We already know that cement can be produced in space in a practical way, and not only theoretically, which will reduce material transport costs, thanks to a recent experiment carried out by NASA in orbit to Earth.
In the call MICS project (Microgravity Investigation of Cement Solidification) tricalcium silicate (C3S) and water outside Earth's gravity were mixed for the first time, that is, under microgravity conditions. The research has been published in Frontiers in Materials.
He MICS project It was held at the International Space Station. In the study, the researchers created a series of mixtures that varied the type of cement powder, the amount and type of additives, the amount of water and the time allowed for hydration.
What were discovered were some differences between terrestrial and space cement, according to the principal investigator Aleksandra Radlinska from the Pennsylvania State University. The main difference was porosity:
The increase in porosity is directly related to the resistance of the material, but we still have to measure the resistance of the material formed in space. Although cement has been used for a long time on Earth, we still do not necessarily understand all aspects of the hydration process. We now know that there are some differences between Earth-based systems and space and we can examine those differences to see which ones are beneficial and which are harmful to use this material in space. In addition, the samples were in sealed bags, so another question is whether they would have additional complexities in an open space environment.
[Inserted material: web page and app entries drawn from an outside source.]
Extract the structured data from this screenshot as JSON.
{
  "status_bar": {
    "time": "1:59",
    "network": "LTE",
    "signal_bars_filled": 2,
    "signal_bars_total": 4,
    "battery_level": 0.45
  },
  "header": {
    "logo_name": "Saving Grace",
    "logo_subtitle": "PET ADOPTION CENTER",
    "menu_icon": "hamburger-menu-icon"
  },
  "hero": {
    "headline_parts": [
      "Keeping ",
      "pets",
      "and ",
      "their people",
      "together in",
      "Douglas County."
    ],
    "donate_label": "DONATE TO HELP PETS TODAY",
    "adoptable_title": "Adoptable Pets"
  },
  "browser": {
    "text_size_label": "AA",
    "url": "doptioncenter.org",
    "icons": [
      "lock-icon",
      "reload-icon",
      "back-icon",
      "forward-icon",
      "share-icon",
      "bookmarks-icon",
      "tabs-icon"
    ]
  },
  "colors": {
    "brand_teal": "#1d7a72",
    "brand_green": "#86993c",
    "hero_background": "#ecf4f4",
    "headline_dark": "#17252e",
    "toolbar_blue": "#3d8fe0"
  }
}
Show that cement can harden and develop in space represents an important step towards that first structure built on the Moon using materials from the Moon. Now the next steps will be to find binders that are specific for space and for varying levels of severity.